* **What this task involves**
Show each line of the records below where the word "pygame" occurs.

* **Entries from a dataset of interfaces**

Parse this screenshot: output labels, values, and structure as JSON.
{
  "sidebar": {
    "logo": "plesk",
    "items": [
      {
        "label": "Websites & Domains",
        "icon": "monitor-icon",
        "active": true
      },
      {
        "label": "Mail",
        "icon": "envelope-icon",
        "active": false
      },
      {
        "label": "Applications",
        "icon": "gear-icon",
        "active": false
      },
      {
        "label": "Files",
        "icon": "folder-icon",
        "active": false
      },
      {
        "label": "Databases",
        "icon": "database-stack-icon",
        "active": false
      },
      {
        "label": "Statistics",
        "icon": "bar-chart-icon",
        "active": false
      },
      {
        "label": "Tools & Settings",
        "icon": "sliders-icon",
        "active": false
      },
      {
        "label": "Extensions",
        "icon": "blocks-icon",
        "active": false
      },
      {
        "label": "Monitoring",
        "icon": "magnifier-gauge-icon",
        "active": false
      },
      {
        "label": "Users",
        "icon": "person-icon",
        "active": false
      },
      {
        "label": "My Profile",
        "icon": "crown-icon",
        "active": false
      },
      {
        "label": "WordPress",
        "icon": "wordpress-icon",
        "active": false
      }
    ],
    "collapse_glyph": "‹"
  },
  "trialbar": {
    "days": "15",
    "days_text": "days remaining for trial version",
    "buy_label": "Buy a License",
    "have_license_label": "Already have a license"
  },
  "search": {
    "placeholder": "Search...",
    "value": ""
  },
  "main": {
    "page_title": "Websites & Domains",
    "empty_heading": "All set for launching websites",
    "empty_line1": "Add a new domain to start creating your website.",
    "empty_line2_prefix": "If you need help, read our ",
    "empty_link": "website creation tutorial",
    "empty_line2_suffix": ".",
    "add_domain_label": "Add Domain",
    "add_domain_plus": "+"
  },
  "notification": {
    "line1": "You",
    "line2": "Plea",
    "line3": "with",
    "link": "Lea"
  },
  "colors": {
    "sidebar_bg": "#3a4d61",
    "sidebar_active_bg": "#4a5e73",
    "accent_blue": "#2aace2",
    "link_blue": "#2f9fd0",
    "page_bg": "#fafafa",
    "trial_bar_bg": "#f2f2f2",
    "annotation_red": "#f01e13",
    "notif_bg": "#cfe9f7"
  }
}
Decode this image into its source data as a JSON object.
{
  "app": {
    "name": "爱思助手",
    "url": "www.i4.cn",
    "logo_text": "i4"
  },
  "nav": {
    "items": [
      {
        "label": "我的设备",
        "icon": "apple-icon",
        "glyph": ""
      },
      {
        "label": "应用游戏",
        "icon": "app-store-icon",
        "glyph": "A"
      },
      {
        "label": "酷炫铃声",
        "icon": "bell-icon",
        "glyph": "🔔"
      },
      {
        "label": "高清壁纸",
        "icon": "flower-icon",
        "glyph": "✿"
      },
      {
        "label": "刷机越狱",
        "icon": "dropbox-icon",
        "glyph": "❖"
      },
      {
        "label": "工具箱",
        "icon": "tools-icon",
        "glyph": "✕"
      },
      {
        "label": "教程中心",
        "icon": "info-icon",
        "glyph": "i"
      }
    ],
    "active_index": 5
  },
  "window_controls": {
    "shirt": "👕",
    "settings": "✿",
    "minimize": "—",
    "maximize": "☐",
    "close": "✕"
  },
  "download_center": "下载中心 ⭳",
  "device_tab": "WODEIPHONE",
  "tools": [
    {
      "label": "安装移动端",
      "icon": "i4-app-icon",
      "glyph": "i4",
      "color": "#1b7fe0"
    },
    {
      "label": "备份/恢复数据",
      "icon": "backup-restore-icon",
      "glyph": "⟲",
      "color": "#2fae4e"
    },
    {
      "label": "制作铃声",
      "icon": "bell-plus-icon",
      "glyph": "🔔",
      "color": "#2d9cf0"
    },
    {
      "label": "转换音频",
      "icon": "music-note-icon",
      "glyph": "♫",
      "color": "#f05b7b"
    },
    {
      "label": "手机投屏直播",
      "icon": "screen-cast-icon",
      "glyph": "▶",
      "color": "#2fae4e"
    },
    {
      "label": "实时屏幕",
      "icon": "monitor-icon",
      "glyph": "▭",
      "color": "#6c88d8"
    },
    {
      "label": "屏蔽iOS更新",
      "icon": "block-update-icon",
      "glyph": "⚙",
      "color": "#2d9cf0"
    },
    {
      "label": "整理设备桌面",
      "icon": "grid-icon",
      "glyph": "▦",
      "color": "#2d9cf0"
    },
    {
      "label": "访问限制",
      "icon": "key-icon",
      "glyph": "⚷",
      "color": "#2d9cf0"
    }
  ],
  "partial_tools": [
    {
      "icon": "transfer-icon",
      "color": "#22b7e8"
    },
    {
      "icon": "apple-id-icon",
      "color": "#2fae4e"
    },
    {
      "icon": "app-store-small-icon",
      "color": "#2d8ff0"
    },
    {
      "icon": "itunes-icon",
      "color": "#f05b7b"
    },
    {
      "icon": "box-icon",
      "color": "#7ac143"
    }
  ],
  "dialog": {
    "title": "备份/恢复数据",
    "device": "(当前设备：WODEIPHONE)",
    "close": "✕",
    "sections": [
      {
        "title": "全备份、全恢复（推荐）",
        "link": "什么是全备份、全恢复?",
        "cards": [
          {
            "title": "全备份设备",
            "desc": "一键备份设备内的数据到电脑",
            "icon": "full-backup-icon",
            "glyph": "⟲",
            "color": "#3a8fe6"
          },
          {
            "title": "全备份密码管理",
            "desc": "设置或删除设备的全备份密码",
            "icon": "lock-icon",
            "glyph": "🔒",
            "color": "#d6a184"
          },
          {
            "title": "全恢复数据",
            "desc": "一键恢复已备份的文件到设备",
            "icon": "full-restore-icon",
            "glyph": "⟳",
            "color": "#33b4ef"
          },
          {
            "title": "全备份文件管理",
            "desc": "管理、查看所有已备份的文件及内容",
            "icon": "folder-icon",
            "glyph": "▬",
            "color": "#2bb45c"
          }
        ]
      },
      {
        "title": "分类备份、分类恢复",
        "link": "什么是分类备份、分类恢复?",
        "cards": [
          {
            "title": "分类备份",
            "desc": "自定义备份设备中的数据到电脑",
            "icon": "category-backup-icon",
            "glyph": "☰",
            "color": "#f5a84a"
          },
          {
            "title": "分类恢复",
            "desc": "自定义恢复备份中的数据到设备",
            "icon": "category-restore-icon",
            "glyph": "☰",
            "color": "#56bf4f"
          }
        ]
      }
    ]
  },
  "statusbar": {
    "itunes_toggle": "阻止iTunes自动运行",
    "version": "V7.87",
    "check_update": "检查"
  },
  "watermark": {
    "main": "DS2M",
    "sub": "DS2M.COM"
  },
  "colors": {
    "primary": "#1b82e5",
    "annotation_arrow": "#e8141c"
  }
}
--
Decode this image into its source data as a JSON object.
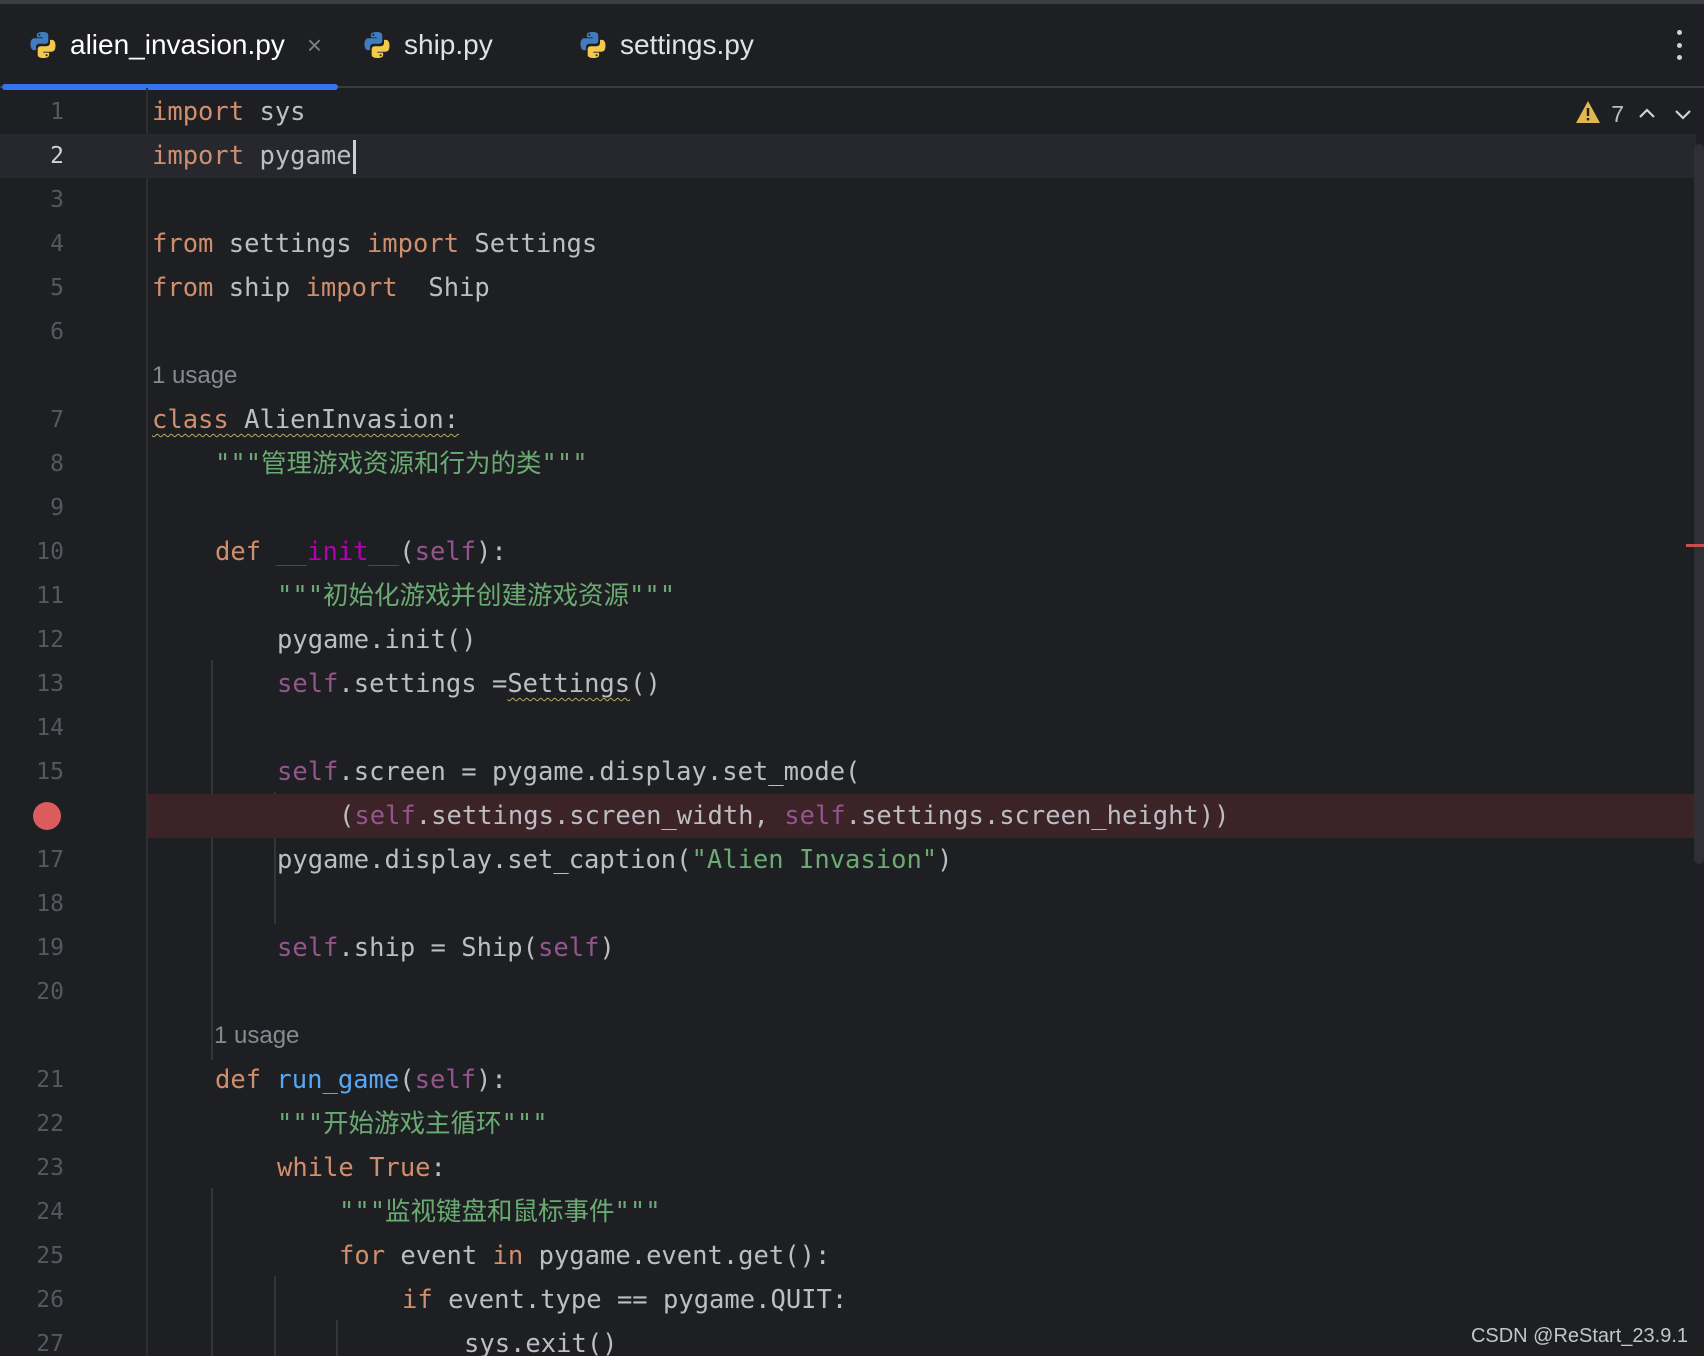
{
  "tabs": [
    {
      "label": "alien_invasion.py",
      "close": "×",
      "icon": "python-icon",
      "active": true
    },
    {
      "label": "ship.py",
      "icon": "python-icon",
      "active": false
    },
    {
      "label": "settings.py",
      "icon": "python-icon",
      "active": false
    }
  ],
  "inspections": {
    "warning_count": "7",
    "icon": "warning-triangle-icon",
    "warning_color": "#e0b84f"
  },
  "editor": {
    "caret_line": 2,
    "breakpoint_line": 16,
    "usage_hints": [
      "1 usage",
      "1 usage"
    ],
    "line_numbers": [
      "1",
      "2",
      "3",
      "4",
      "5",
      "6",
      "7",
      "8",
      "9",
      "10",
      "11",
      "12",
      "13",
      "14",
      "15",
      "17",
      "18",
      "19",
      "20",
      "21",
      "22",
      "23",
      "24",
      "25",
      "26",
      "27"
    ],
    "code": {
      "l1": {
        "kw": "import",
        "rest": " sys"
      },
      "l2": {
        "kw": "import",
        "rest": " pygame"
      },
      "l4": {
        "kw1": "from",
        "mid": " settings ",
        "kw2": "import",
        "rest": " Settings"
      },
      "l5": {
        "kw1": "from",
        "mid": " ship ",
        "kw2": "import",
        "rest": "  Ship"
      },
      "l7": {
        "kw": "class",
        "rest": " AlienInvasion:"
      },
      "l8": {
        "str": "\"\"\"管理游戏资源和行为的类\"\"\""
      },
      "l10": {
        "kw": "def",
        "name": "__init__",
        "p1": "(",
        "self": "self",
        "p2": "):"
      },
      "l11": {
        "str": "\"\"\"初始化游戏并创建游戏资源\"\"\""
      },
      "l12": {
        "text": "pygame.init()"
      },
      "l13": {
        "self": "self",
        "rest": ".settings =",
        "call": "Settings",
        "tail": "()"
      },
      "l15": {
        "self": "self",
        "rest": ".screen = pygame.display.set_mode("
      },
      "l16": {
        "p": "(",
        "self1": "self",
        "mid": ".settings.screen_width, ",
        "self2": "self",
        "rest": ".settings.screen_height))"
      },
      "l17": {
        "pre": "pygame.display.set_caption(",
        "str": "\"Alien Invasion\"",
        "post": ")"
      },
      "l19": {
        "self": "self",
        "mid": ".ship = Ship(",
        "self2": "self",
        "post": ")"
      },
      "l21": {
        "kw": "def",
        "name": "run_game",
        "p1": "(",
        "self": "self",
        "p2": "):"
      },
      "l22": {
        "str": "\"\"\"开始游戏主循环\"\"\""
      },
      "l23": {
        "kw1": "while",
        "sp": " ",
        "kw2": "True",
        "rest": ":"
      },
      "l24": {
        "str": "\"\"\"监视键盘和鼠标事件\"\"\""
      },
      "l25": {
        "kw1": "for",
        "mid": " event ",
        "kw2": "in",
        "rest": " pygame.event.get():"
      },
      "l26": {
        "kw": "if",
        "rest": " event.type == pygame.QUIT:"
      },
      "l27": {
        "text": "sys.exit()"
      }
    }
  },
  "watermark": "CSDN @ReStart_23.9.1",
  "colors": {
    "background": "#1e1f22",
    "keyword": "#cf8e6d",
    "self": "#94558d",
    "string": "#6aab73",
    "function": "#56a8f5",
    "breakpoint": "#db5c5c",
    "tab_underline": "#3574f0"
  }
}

* **Answer to the problem**
        "rest": " pygame"
        "text": "pygame.init()"
        "rest": ".screen = pygame.display.set_mode("
        "pre": "pygame.display.set_caption(",
        "rest": " pygame.event.get():"
        "rest": " event.type == pygame.QUIT:"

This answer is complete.